● EXTRACTED RECORDS
# # # #
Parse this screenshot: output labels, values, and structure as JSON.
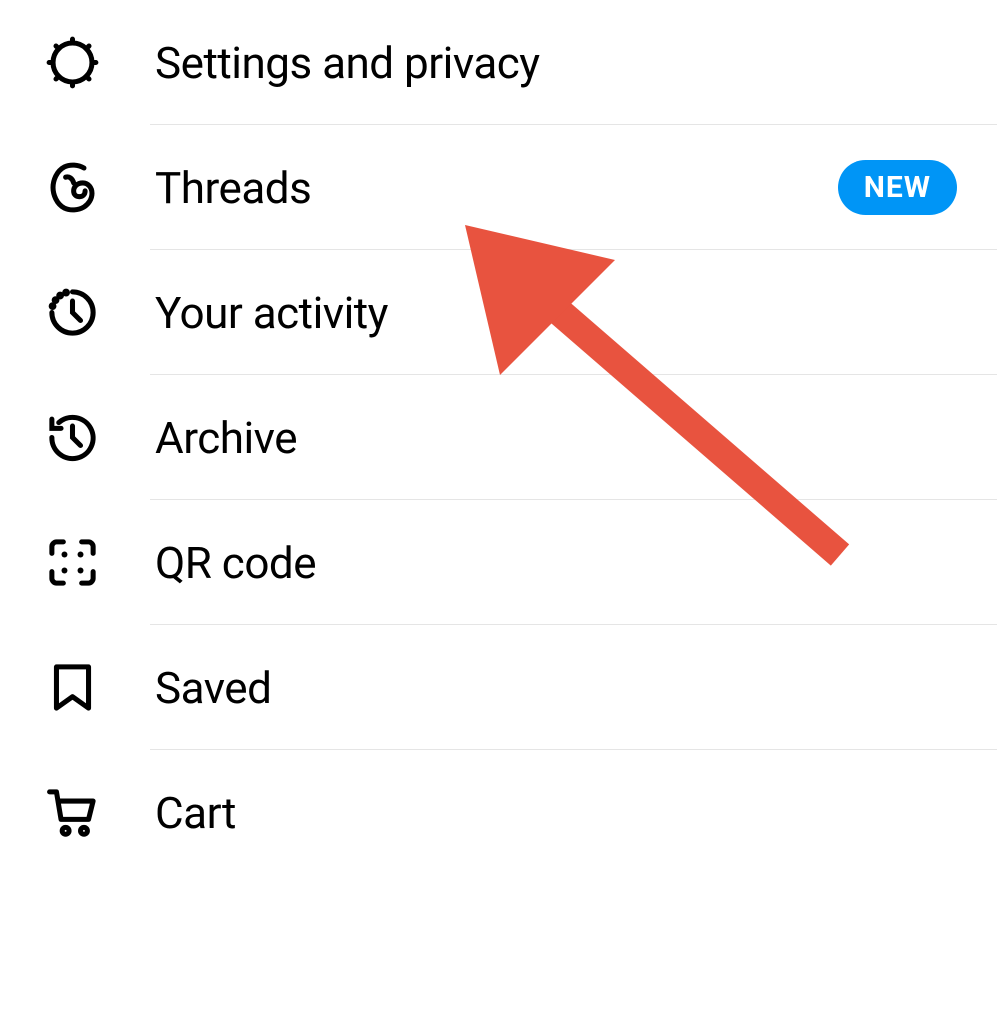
{
  "menu": {
    "items": [
      {
        "id": "settings",
        "label": "Settings and privacy",
        "icon": "gear-icon",
        "badge": null
      },
      {
        "id": "threads",
        "label": "Threads",
        "icon": "threads-icon",
        "badge": "NEW"
      },
      {
        "id": "activity",
        "label": "Your activity",
        "icon": "activity-icon",
        "badge": null
      },
      {
        "id": "archive",
        "label": "Archive",
        "icon": "archive-icon",
        "badge": null
      },
      {
        "id": "qrcode",
        "label": "QR code",
        "icon": "qrcode-icon",
        "badge": null
      },
      {
        "id": "saved",
        "label": "Saved",
        "icon": "bookmark-icon",
        "badge": null
      },
      {
        "id": "cart",
        "label": "Cart",
        "icon": "cart-icon",
        "badge": null
      }
    ]
  },
  "colors": {
    "badge_bg": "#0095f6",
    "badge_text": "#ffffff",
    "arrow": "#e74c3c",
    "text": "#000000",
    "divider": "#e5e5e5"
  }
}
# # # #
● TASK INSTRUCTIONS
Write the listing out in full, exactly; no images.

● PROBLEM SOLUTION
Parse this screenshot: output labels, values, and structure as JSON.
{
  "menu": {
    "items": [
      {
        "id": "settings",
        "label": "Settings and privacy",
        "icon": "gear-icon",
        "badge": null
      },
      {
        "id": "threads",
        "label": "Threads",
        "icon": "threads-icon",
        "badge": "NEW"
      },
      {
        "id": "activity",
        "label": "Your activity",
        "icon": "activity-icon",
        "badge": null
      },
      {
        "id": "archive",
        "label": "Archive",
        "icon": "archive-icon",
        "badge": null
      },
      {
        "id": "qrcode",
        "label": "QR code",
        "icon": "qrcode-icon",
        "badge": null
      },
      {
        "id": "saved",
        "label": "Saved",
        "icon": "bookmark-icon",
        "badge": null
      },
      {
        "id": "cart",
        "label": "Cart",
        "icon": "cart-icon",
        "badge": null
      }
    ]
  },
  "colors": {
    "badge_bg": "#0095f6",
    "badge_text": "#ffffff",
    "arrow": "#e74c3c",
    "text": "#000000",
    "divider": "#e5e5e5"
  }
}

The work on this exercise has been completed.